“Moffie,” which is available on VOD and from some streaming services, is why independent cinema is essential. The powerful film offers the chance to go to a time and place we’ve rarely experienced on screen: South Africa in the early 1980s.
The nation is using its war against communism in the nearby country of Angola to strengthen its separate and unequal Apartheid policies. Every healthy white South African male from 16 to 60 must serve in the military in some capacity. The word moffie is a slur for weak or effeminate men.
The movie is uncompromising. The basic training shocks some of the recruits; the more raucous revel in it. The brutal war is terrifying to many who have been called up. The experience is even harsher for two young men, Nicholas (Kai Luke Brummer) and Dylan (Ryan de Villiers), who realize they have strong feelings for each other that go beyond the emotions of battle. They fear being discovered. Their companionship is an island in a sea of stark tension.
The acting in “Moffie” is exceptional and cinematographer Jamie Ramsay’s visuals are superb. Oliver Hermanus directs from a multi-layered screenplay he wrote with Jack Sidey, based on Andre Carl van der Merwe’s biographical novel.
Hermanus’s gripping film delivers a harsh exploration of violence and an honest understanding of love and human complexity.

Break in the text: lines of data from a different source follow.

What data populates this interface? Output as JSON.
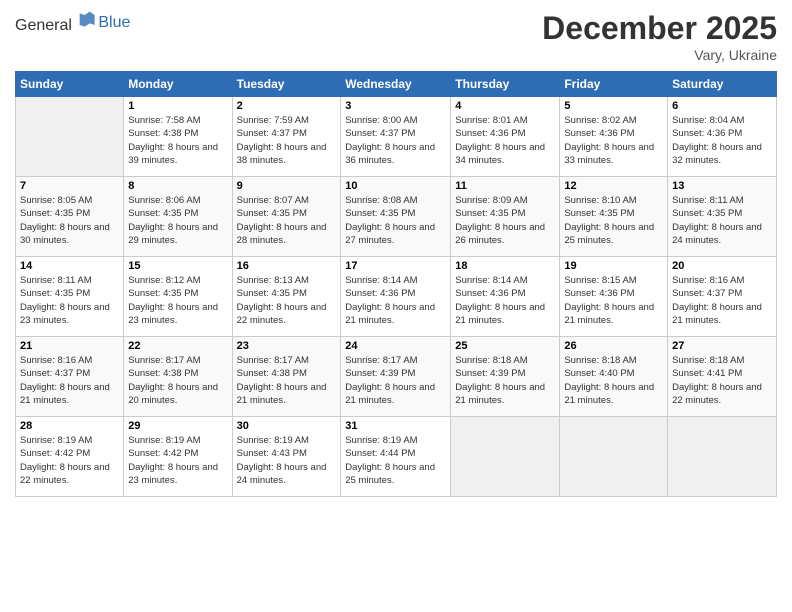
{
  "logo": {
    "general": "General",
    "blue": "Blue"
  },
  "header": {
    "month": "December 2025",
    "location": "Vary, Ukraine"
  },
  "days_of_week": [
    "Sunday",
    "Monday",
    "Tuesday",
    "Wednesday",
    "Thursday",
    "Friday",
    "Saturday"
  ],
  "weeks": [
    [
      {
        "num": "",
        "empty": true
      },
      {
        "num": "1",
        "sunrise": "7:58 AM",
        "sunset": "4:38 PM",
        "daylight": "8 hours and 39 minutes."
      },
      {
        "num": "2",
        "sunrise": "7:59 AM",
        "sunset": "4:37 PM",
        "daylight": "8 hours and 38 minutes."
      },
      {
        "num": "3",
        "sunrise": "8:00 AM",
        "sunset": "4:37 PM",
        "daylight": "8 hours and 36 minutes."
      },
      {
        "num": "4",
        "sunrise": "8:01 AM",
        "sunset": "4:36 PM",
        "daylight": "8 hours and 34 minutes."
      },
      {
        "num": "5",
        "sunrise": "8:02 AM",
        "sunset": "4:36 PM",
        "daylight": "8 hours and 33 minutes."
      },
      {
        "num": "6",
        "sunrise": "8:04 AM",
        "sunset": "4:36 PM",
        "daylight": "8 hours and 32 minutes."
      }
    ],
    [
      {
        "num": "7",
        "sunrise": "8:05 AM",
        "sunset": "4:35 PM",
        "daylight": "8 hours and 30 minutes."
      },
      {
        "num": "8",
        "sunrise": "8:06 AM",
        "sunset": "4:35 PM",
        "daylight": "8 hours and 29 minutes."
      },
      {
        "num": "9",
        "sunrise": "8:07 AM",
        "sunset": "4:35 PM",
        "daylight": "8 hours and 28 minutes."
      },
      {
        "num": "10",
        "sunrise": "8:08 AM",
        "sunset": "4:35 PM",
        "daylight": "8 hours and 27 minutes."
      },
      {
        "num": "11",
        "sunrise": "8:09 AM",
        "sunset": "4:35 PM",
        "daylight": "8 hours and 26 minutes."
      },
      {
        "num": "12",
        "sunrise": "8:10 AM",
        "sunset": "4:35 PM",
        "daylight": "8 hours and 25 minutes."
      },
      {
        "num": "13",
        "sunrise": "8:11 AM",
        "sunset": "4:35 PM",
        "daylight": "8 hours and 24 minutes."
      }
    ],
    [
      {
        "num": "14",
        "sunrise": "8:11 AM",
        "sunset": "4:35 PM",
        "daylight": "8 hours and 23 minutes."
      },
      {
        "num": "15",
        "sunrise": "8:12 AM",
        "sunset": "4:35 PM",
        "daylight": "8 hours and 23 minutes."
      },
      {
        "num": "16",
        "sunrise": "8:13 AM",
        "sunset": "4:35 PM",
        "daylight": "8 hours and 22 minutes."
      },
      {
        "num": "17",
        "sunrise": "8:14 AM",
        "sunset": "4:36 PM",
        "daylight": "8 hours and 21 minutes."
      },
      {
        "num": "18",
        "sunrise": "8:14 AM",
        "sunset": "4:36 PM",
        "daylight": "8 hours and 21 minutes."
      },
      {
        "num": "19",
        "sunrise": "8:15 AM",
        "sunset": "4:36 PM",
        "daylight": "8 hours and 21 minutes."
      },
      {
        "num": "20",
        "sunrise": "8:16 AM",
        "sunset": "4:37 PM",
        "daylight": "8 hours and 21 minutes."
      }
    ],
    [
      {
        "num": "21",
        "sunrise": "8:16 AM",
        "sunset": "4:37 PM",
        "daylight": "8 hours and 21 minutes."
      },
      {
        "num": "22",
        "sunrise": "8:17 AM",
        "sunset": "4:38 PM",
        "daylight": "8 hours and 20 minutes."
      },
      {
        "num": "23",
        "sunrise": "8:17 AM",
        "sunset": "4:38 PM",
        "daylight": "8 hours and 21 minutes."
      },
      {
        "num": "24",
        "sunrise": "8:17 AM",
        "sunset": "4:39 PM",
        "daylight": "8 hours and 21 minutes."
      },
      {
        "num": "25",
        "sunrise": "8:18 AM",
        "sunset": "4:39 PM",
        "daylight": "8 hours and 21 minutes."
      },
      {
        "num": "26",
        "sunrise": "8:18 AM",
        "sunset": "4:40 PM",
        "daylight": "8 hours and 21 minutes."
      },
      {
        "num": "27",
        "sunrise": "8:18 AM",
        "sunset": "4:41 PM",
        "daylight": "8 hours and 22 minutes."
      }
    ],
    [
      {
        "num": "28",
        "sunrise": "8:19 AM",
        "sunset": "4:42 PM",
        "daylight": "8 hours and 22 minutes."
      },
      {
        "num": "29",
        "sunrise": "8:19 AM",
        "sunset": "4:42 PM",
        "daylight": "8 hours and 23 minutes."
      },
      {
        "num": "30",
        "sunrise": "8:19 AM",
        "sunset": "4:43 PM",
        "daylight": "8 hours and 24 minutes."
      },
      {
        "num": "31",
        "sunrise": "8:19 AM",
        "sunset": "4:44 PM",
        "daylight": "8 hours and 25 minutes."
      },
      {
        "num": "",
        "empty": true
      },
      {
        "num": "",
        "empty": true
      },
      {
        "num": "",
        "empty": true
      }
    ]
  ]
}
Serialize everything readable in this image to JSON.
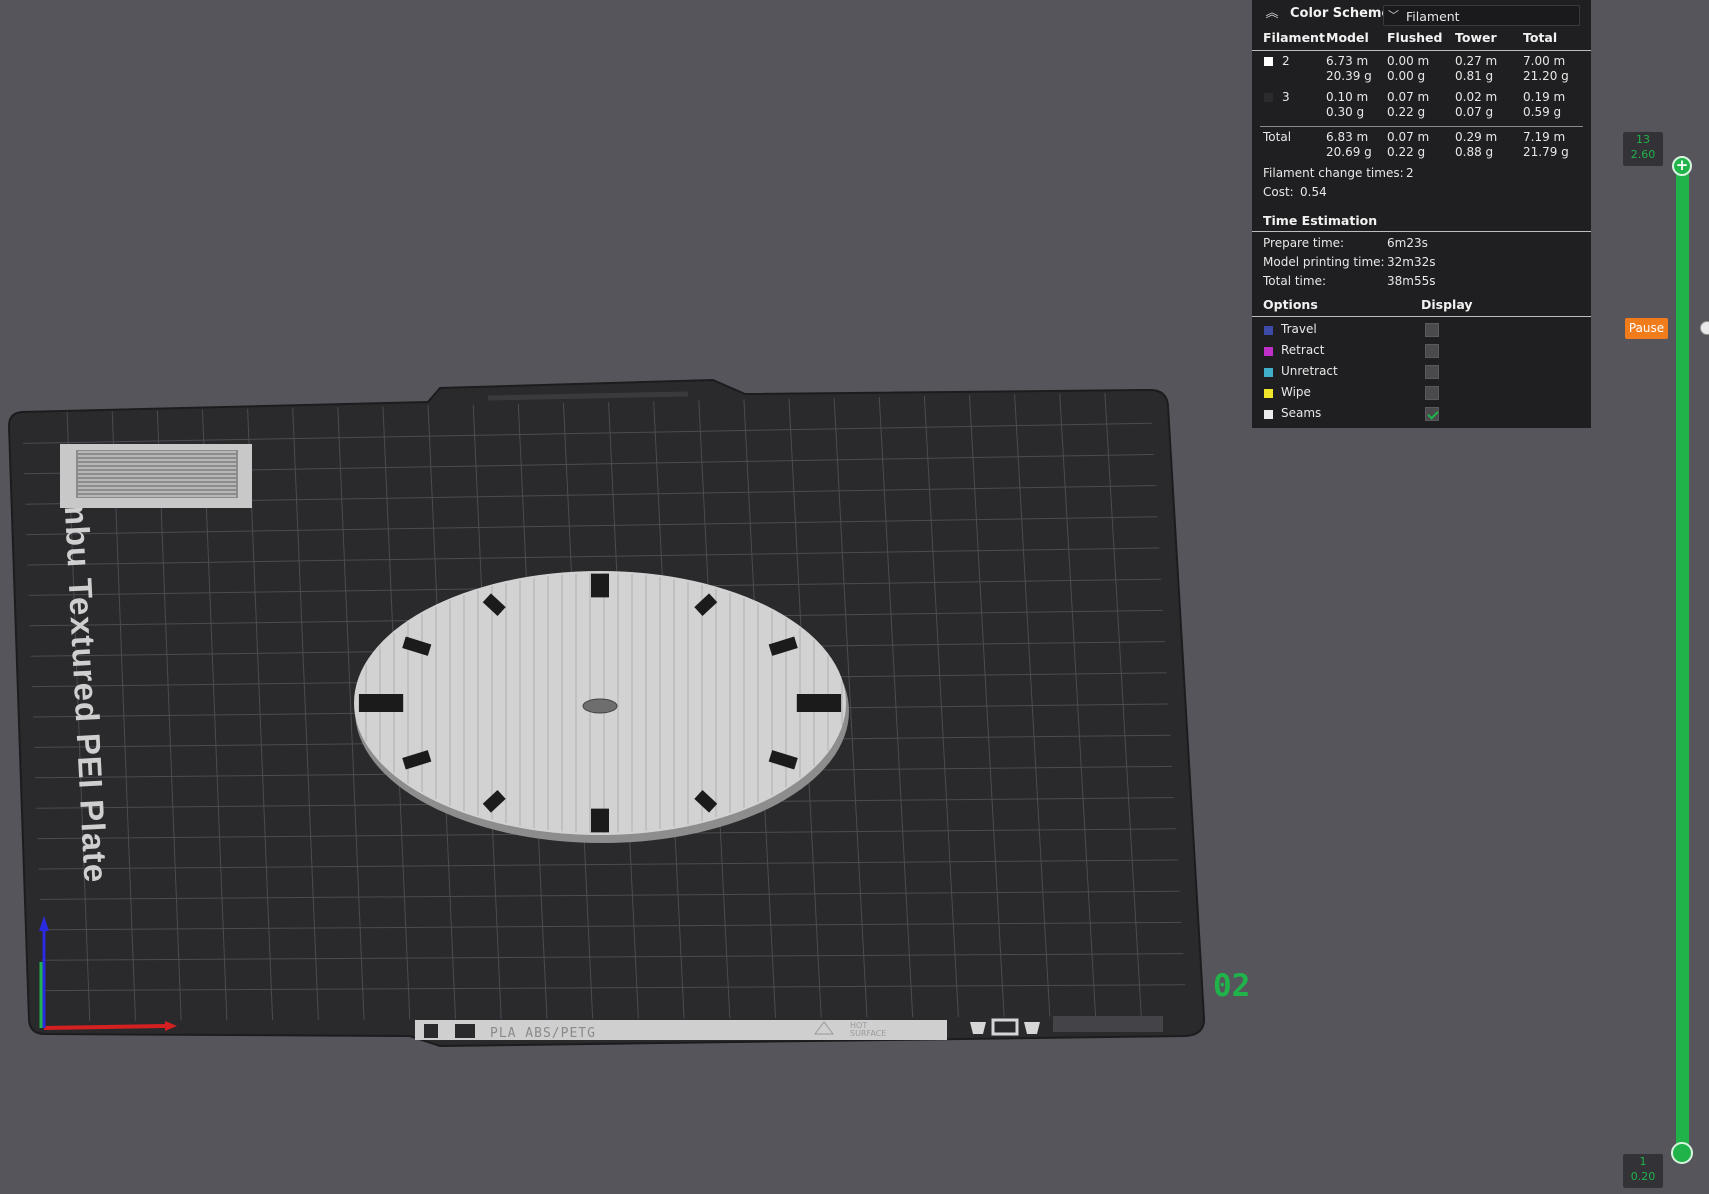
{
  "plate": {
    "label": "Bambu Textured PEI Plate",
    "bed_strip_text": "PLA ABS/PETG",
    "bed_strip_hot": "HOT",
    "bed_strip_surface": "SURFACE",
    "plate_number": "02"
  },
  "legend": {
    "color_scheme_label": "Color Scheme",
    "color_scheme_value": "Filament",
    "headers": [
      "Filament",
      "Model",
      "Flushed",
      "Tower",
      "Total"
    ],
    "filaments": [
      {
        "id": "2",
        "color": "#ffffff",
        "model": [
          "6.73 m",
          "20.39 g"
        ],
        "flushed": [
          "0.00 m",
          "0.00 g"
        ],
        "tower": [
          "0.27 m",
          "0.81 g"
        ],
        "total": [
          "7.00 m",
          "21.20 g"
        ]
      },
      {
        "id": "3",
        "color": "#2b2b2d",
        "model": [
          "0.10 m",
          "0.30 g"
        ],
        "flushed": [
          "0.07 m",
          "0.22 g"
        ],
        "tower": [
          "0.02 m",
          "0.07 g"
        ],
        "total": [
          "0.19 m",
          "0.59 g"
        ]
      }
    ],
    "total_row": {
      "label": "Total",
      "model": [
        "6.83 m",
        "20.69 g"
      ],
      "flushed": [
        "0.07 m",
        "0.22 g"
      ],
      "tower": [
        "0.29 m",
        "0.88 g"
      ],
      "total": [
        "7.19 m",
        "21.79 g"
      ]
    },
    "change_times_label": "Filament change times:",
    "change_times_value": "2",
    "cost_label": "Cost:",
    "cost_value": "0.54",
    "time_title": "Time Estimation",
    "times": [
      {
        "label": "Prepare time:",
        "value": "6m23s"
      },
      {
        "label": "Model printing time:",
        "value": "32m32s"
      },
      {
        "label": "Total time:",
        "value": "38m55s"
      }
    ],
    "options_header": "Options",
    "display_header": "Display",
    "options": [
      {
        "label": "Travel",
        "color": "#3d4aa8",
        "checked": false
      },
      {
        "label": "Retract",
        "color": "#c02fc8",
        "checked": false
      },
      {
        "label": "Unretract",
        "color": "#3fb0c8",
        "checked": false
      },
      {
        "label": "Wipe",
        "color": "#f0e52a",
        "checked": false
      },
      {
        "label": "Seams",
        "color": "#ececec",
        "checked": true
      }
    ]
  },
  "slider": {
    "top_layer": "13",
    "top_height": "2.60",
    "bottom_layer": "1",
    "bottom_height": "0.20",
    "pause_label": "Pause"
  }
}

Michael Calleri reviews films for the Niagara Gazette and the CNHI news network. Contact him at firstname.lastname@example.org.